Deallocation is more complicated as besides CPU-side safety the system must also make sure that descriptors are not used by the GPU. CPU-side safety is achieved by protecting the deallocation methods ( CPUDescriptorHeap::Free() , and GPUDescriptorHeap::Free() ) with mutexes. GPU-side safety is assured by recording the command list number when the allocation is destroyed. For CPU and static/mutable GPU descriptors, it does not matter which thread releases the allocation. As long as there are no more references, the allocation can never be used again in any new GPU command, but it may be referenced by the commands pending execution by GPU. So at the moment when allocation is released, it is added by the deleting thread into the deletion queue along with the current command list number. Deletion queues are purged once at the end of each frame by the render device. The device knows how many command lists have actually been completed by the GPU and can release all allocations that are referenced by completed commands.

For dynamic descriptors, deallocation happens when command list from the context is closed and executed. It does not matter which thread recorded the list. As long as it has been sent to the command queue for execution (from any thread), all dynamic descriptors are stale and can be discarded. So the context returns all chunks back to the GPU descriptor heap object, which adds them to the release queue. For a deferred context that means that until it is executed, all dynamic descriptors are unavailable for use by other contexts.

This page gives comprehensive description of resource lifetime management in Diligent Engine.


In the current implementation, same CPU descriptor heap objects are used to allocate resource view descriptor handles on all threads. We did not notice this to be a problem as descriptor heap allocation/deallocation is very fast unless new CPU descriptor heap needs to be created. This however should not be a problem as the descriptor heap manager size can be specified at the initialization time to furnish the applications demands. The system provides methods to query the maximum size that every heap achieved during the application run time.

Careful reader may have noticed that  GPUDescriptorHeap class uses generic DescriptorHeapAllocationManager to allocate dynamic chunks of equal sizes. The only situation when the chunk size may be different is when the number of requested descriptors is larger than the default chunk size. This however a very untypical situation, so a more efficient fixed-size block allocator may be used instead of the variable-size allocations manager.

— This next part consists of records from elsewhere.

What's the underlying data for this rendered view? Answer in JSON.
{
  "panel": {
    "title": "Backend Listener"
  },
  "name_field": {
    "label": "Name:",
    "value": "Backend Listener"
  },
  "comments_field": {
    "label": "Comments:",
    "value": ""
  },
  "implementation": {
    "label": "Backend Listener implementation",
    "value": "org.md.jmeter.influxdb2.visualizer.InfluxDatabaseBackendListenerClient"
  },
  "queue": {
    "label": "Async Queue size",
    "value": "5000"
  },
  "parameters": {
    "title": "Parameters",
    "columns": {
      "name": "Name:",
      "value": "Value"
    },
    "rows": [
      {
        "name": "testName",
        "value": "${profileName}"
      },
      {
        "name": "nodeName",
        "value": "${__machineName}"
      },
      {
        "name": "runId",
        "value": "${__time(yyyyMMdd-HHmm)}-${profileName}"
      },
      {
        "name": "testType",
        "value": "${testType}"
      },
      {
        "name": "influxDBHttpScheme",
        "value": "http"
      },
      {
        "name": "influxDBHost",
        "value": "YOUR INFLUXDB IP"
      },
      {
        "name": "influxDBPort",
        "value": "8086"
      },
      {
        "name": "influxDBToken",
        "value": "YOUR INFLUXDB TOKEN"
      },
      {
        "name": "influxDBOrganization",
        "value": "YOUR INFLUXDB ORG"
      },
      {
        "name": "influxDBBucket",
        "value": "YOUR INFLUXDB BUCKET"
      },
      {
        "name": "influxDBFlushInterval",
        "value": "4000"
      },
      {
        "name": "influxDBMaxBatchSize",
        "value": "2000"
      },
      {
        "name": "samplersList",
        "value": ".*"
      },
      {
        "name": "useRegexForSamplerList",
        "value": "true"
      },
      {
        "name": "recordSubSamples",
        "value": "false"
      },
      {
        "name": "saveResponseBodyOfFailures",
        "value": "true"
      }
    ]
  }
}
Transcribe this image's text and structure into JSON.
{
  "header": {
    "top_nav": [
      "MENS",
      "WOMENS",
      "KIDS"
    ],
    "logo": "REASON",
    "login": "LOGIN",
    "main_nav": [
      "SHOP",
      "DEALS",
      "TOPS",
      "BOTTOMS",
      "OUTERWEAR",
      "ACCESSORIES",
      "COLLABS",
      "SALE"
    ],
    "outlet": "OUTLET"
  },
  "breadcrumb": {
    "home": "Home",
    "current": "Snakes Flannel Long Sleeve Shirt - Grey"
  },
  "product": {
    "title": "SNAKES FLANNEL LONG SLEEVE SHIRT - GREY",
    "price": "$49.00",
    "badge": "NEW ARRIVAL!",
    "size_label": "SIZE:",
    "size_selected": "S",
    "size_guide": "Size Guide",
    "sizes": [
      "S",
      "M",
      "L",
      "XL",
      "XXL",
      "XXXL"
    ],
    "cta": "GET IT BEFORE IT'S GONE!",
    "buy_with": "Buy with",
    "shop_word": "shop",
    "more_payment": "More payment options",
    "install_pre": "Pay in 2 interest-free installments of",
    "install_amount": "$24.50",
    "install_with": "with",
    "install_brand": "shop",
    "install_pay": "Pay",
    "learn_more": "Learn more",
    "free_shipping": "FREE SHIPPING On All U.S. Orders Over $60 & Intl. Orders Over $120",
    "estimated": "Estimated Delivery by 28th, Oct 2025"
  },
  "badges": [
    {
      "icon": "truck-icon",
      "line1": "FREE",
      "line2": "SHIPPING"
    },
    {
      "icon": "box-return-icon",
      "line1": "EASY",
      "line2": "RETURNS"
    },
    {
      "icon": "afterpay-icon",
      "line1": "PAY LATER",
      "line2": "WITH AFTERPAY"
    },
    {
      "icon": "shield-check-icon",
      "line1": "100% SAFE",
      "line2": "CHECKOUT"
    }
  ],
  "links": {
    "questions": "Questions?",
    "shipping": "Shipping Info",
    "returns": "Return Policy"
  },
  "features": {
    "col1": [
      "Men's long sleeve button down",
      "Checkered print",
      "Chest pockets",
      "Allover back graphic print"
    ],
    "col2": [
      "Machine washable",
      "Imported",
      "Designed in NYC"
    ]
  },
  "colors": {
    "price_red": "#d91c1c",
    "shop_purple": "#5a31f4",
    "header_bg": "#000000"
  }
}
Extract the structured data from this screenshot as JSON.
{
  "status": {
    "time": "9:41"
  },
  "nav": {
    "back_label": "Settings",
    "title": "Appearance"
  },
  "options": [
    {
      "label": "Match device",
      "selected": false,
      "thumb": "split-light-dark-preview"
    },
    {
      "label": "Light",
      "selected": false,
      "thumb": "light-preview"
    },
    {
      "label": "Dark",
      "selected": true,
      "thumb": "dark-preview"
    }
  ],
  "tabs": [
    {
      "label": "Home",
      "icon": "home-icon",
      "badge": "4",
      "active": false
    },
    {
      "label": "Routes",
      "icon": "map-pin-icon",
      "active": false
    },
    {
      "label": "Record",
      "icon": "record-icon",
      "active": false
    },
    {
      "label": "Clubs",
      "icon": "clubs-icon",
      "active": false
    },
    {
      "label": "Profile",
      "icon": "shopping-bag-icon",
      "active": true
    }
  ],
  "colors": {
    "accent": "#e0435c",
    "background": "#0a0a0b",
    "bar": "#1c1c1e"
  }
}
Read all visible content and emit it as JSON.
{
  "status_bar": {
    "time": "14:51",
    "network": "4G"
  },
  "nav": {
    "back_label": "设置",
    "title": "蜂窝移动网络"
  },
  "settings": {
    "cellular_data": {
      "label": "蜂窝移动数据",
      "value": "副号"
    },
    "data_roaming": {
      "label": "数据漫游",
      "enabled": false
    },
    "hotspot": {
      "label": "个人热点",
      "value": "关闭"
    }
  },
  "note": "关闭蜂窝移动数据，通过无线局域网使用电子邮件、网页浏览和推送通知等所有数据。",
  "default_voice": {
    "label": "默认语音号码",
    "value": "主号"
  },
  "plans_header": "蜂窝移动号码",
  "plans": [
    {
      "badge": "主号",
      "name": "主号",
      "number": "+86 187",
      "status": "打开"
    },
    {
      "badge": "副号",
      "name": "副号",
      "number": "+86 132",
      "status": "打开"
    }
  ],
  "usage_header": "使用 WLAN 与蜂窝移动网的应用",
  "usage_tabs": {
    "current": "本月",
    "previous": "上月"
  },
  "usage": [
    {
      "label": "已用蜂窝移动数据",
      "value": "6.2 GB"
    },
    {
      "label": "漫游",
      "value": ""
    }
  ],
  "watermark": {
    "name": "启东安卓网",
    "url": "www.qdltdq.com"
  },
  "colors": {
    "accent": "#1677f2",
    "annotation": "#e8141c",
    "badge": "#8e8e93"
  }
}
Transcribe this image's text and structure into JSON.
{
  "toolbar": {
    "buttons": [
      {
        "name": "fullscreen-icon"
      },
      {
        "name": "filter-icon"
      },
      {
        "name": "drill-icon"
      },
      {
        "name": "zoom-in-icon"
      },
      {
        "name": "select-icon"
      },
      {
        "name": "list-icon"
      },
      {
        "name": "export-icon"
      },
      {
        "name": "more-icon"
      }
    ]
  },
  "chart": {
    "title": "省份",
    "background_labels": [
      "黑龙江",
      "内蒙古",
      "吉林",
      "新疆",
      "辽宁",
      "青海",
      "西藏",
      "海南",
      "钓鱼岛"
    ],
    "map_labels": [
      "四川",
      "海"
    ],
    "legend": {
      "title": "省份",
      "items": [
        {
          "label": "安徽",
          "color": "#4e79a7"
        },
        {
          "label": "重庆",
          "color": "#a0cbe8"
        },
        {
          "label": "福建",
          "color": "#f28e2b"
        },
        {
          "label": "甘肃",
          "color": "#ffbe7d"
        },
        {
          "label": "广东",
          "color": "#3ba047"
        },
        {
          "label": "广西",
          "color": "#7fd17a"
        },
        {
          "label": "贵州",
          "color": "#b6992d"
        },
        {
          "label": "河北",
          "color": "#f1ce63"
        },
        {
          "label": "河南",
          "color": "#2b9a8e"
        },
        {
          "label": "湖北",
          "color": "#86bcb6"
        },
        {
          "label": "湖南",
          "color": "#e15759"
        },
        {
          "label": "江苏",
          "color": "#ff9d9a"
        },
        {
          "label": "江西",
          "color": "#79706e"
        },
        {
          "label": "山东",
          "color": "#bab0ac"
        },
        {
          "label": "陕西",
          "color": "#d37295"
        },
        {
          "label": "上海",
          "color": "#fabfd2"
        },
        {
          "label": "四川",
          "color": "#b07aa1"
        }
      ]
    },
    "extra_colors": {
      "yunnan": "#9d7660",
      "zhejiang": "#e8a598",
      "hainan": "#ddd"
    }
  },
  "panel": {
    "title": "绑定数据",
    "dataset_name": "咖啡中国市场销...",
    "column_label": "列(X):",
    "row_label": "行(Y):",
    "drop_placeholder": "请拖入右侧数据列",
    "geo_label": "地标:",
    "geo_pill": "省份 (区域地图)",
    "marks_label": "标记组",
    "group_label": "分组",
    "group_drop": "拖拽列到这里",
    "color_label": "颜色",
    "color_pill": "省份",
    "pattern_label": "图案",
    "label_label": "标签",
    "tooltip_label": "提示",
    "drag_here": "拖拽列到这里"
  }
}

Diligent Engine currently supports only single GPU descriptor heap of each type ( CBV_SRV_UAV and SAMPLER). While the first heap can contain large number of descriptor handles (1,000,000+), sampler heap size is limited to 2048 descriptors, which can potentially lead to heap exhaustion. However, in most cases the type of the sampler in the shader is known in advance and never changes. D3D12 introduced a concept of static samplers to handle such cases, which is also exposed by Diligent Engine. Static samplers should be used whenever possible, and the number of static samplers is unlimited. So the sampler descriptor heap will be used only to keep descriptor handles of samplers that change at run-time, which is less typical situation.